Supplied entries:
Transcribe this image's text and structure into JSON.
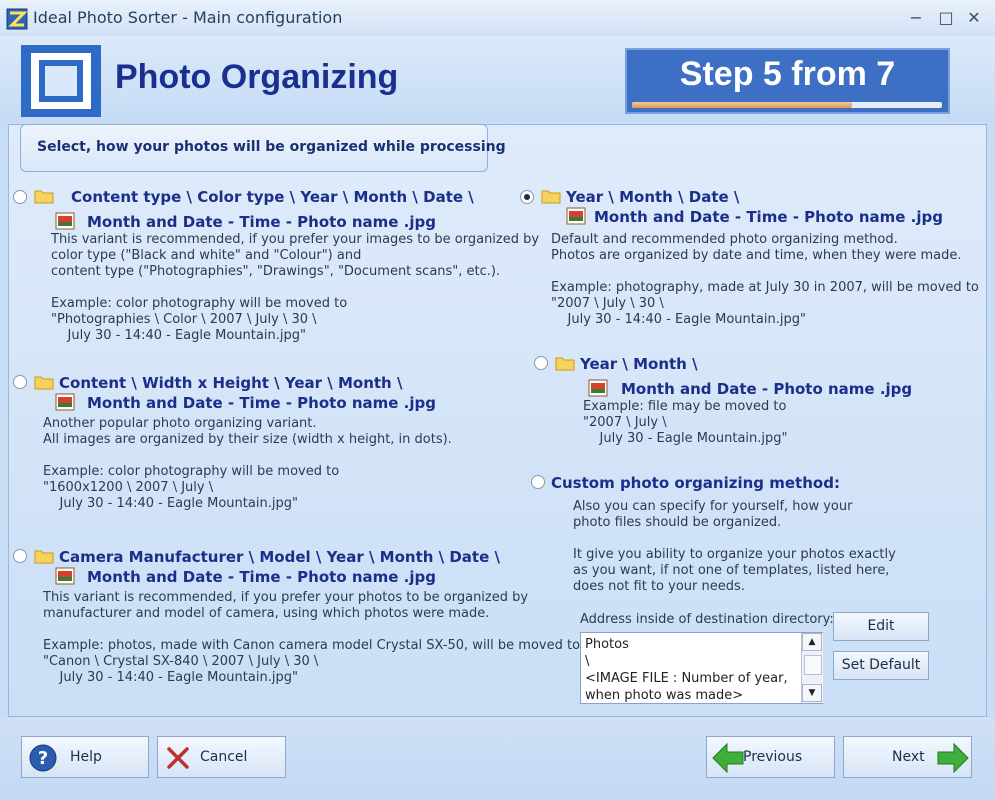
{
  "window": {
    "title": "Ideal Photo Sorter - Main configuration",
    "minimize_glyph": "−",
    "maximize_glyph": "□",
    "close_glyph": "✕"
  },
  "header": {
    "title": "Photo Organizing",
    "step_label": "Step 5 from 7",
    "step_progress": 0.71
  },
  "panel": {
    "subtitle": "Select, how your photos will be organized while processing"
  },
  "options": {
    "content_type": {
      "path": "Content type \\ Color type \\ Year \\ Month \\ Date \\",
      "file": "Month and Date - Time - Photo name .jpg",
      "description": "This variant is recommended, if you prefer your images to be organized by\ncolor type (\"Black and white\" and \"Colour\") and\ncontent type (\"Photographies\", \"Drawings\", \"Document scans\", etc.).\n\nExample: color photography will be moved to\n\"Photographies \\ Color \\ 2007 \\ July \\ 30 \\\n    July 30 - 14:40 - Eagle Mountain.jpg\"",
      "selected": false
    },
    "content_size": {
      "path": "Content \\ Width x Height \\ Year \\ Month \\",
      "file": "Month and Date - Time - Photo name .jpg",
      "description": "Another popular photo organizing variant.\nAll images are organized by their size (width x height, in dots).\n\nExample: color photography will be moved to\n\"1600x1200 \\ 2007 \\ July \\\n    July 30 - 14:40 - Eagle Mountain.jpg\"",
      "selected": false
    },
    "camera": {
      "path": "Camera Manufacturer \\ Model \\ Year \\ Month \\ Date \\",
      "file": "Month and Date - Time - Photo name .jpg",
      "description": "This variant is recommended, if you prefer your photos to be organized by\nmanufacturer and model of camera, using which photos were made.\n\nExample: photos, made with Canon camera model Crystal SX-50, will be moved to\n\"Canon \\ Crystal SX-840 \\ 2007 \\ July \\ 30 \\\n    July 30 - 14:40 - Eagle Mountain.jpg\"",
      "selected": false
    },
    "year_month_date": {
      "path": "Year \\ Month \\ Date \\",
      "file": "Month and Date - Time - Photo name .jpg",
      "description": "Default and recommended photo organizing method.\nPhotos are organized by date and time, when they were made.\n\nExample: photography, made at July 30 in 2007, will be moved to\n\"2007 \\ July \\ 30 \\\n    July 30 - 14:40 - Eagle Mountain.jpg\"",
      "selected": true
    },
    "year_month": {
      "path": "Year \\ Month \\",
      "file": "Month and Date - Photo name .jpg",
      "description": "Example: file may be moved to\n\"2007 \\ July \\\n    July 30 - Eagle Mountain.jpg\"",
      "selected": false
    },
    "custom": {
      "label": "Custom photo organizing method:",
      "description": "Also you can specify for yourself, how your\nphoto files should be organized.\n\nIt give you ability to organize your photos exactly\nas you want, if not one of templates, listed here,\ndoes not fit to your needs.",
      "selected": false
    }
  },
  "address": {
    "label": "Address inside of destination directory:",
    "value": "Photos\n\\\n<IMAGE FILE : Number of year,\nwhen photo was made>",
    "edit_label": "Edit",
    "set_default_label": "Set Default"
  },
  "footer": {
    "help_label": "Help",
    "cancel_label": "Cancel",
    "previous_label": "Previous",
    "next_label": "Next"
  },
  "colors": {
    "accent": "#1b2f8a",
    "step_box": "#3d6fc4",
    "help_icon": "#2a5db0",
    "cancel_icon": "#c0302a",
    "arrow_icon": "#3fae3a"
  },
  "icons": [
    "app-icon",
    "logo-icon",
    "folder-icon",
    "image-file-icon",
    "help-icon",
    "cancel-icon",
    "left-arrow-icon",
    "right-arrow-icon",
    "scroll-up-icon",
    "scroll-down-icon"
  ]
}
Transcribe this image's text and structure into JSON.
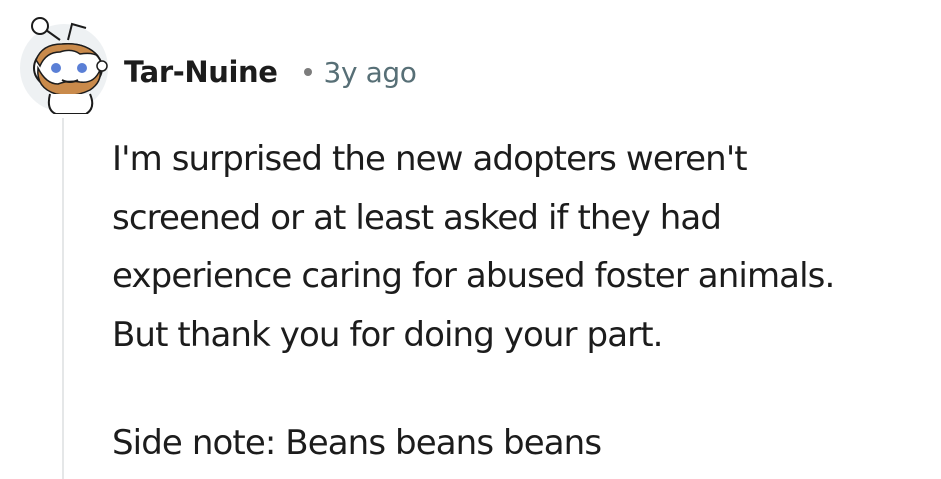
{
  "comment": {
    "author": "Tar-Nuine",
    "age": "3y ago",
    "paragraph1_lines": [
      "I'm surprised the new adopters weren't",
      "screened or at least asked if they had",
      "experience caring for abused foster animals.",
      "But thank you for doing your part."
    ],
    "paragraph2": "Side note: Beans beans beans"
  },
  "colors": {
    "text": "#1c1c1c",
    "meta": "#576f76",
    "thread_line": "#e5e7e8",
    "avatar_bg": "#eef1f3",
    "beard": "#c98a4b",
    "eyes": "#5a7fd6"
  },
  "icons": {
    "avatar": "reddit-snoo-avatar-icon"
  }
}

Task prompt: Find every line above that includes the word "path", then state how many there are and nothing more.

Exercise response: 5